(Web page and app entries)

=== Begin Enclosure ===

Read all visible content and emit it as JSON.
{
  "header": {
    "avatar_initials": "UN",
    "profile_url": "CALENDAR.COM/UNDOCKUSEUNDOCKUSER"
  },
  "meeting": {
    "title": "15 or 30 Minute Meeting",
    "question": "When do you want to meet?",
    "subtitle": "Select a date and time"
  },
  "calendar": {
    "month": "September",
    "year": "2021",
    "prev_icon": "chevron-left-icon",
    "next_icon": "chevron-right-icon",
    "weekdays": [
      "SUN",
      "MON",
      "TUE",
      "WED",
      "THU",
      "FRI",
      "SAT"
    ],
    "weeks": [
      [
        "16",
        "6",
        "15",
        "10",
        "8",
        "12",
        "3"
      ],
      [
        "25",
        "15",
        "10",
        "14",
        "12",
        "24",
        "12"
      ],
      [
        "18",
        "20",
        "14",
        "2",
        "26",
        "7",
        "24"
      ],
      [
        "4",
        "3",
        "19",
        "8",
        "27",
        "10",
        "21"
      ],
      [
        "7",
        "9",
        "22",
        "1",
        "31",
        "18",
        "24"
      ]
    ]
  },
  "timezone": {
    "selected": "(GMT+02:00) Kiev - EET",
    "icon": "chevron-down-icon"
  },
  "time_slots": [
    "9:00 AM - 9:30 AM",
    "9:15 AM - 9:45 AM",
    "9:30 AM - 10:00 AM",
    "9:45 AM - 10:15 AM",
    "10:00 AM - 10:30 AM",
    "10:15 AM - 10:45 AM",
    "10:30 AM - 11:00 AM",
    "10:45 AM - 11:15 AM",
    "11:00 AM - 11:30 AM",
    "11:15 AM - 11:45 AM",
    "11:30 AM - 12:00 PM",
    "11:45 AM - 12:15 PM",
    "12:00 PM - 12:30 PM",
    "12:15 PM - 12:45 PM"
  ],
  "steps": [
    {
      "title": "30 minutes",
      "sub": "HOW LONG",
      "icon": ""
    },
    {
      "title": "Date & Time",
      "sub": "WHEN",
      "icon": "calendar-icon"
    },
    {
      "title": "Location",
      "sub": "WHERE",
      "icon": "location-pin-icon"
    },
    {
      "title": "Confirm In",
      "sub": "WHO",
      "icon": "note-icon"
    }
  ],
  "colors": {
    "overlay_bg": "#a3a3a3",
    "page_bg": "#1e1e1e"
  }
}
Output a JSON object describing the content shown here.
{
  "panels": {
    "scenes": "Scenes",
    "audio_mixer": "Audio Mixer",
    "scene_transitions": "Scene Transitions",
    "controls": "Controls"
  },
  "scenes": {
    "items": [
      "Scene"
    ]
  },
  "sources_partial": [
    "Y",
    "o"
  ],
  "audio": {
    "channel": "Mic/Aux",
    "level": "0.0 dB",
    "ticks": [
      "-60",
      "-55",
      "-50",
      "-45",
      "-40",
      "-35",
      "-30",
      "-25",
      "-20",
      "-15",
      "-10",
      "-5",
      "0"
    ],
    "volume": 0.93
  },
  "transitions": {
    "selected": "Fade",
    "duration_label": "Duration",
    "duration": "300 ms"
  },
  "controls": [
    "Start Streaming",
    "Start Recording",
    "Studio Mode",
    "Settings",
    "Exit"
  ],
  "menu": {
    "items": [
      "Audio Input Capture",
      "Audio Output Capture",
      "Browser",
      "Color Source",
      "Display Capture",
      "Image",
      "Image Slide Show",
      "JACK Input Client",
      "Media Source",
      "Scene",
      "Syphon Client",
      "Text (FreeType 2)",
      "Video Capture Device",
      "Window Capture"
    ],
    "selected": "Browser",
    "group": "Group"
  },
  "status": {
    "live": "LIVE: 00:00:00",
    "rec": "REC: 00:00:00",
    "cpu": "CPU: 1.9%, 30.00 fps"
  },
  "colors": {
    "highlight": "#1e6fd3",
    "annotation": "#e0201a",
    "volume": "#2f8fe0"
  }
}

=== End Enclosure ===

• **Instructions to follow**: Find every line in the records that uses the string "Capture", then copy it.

• **Worked solution**:
      "Audio Input Capture",
      "Audio Output Capture",
      "Display Capture",
      "Video Capture Device",
      "Window Capture"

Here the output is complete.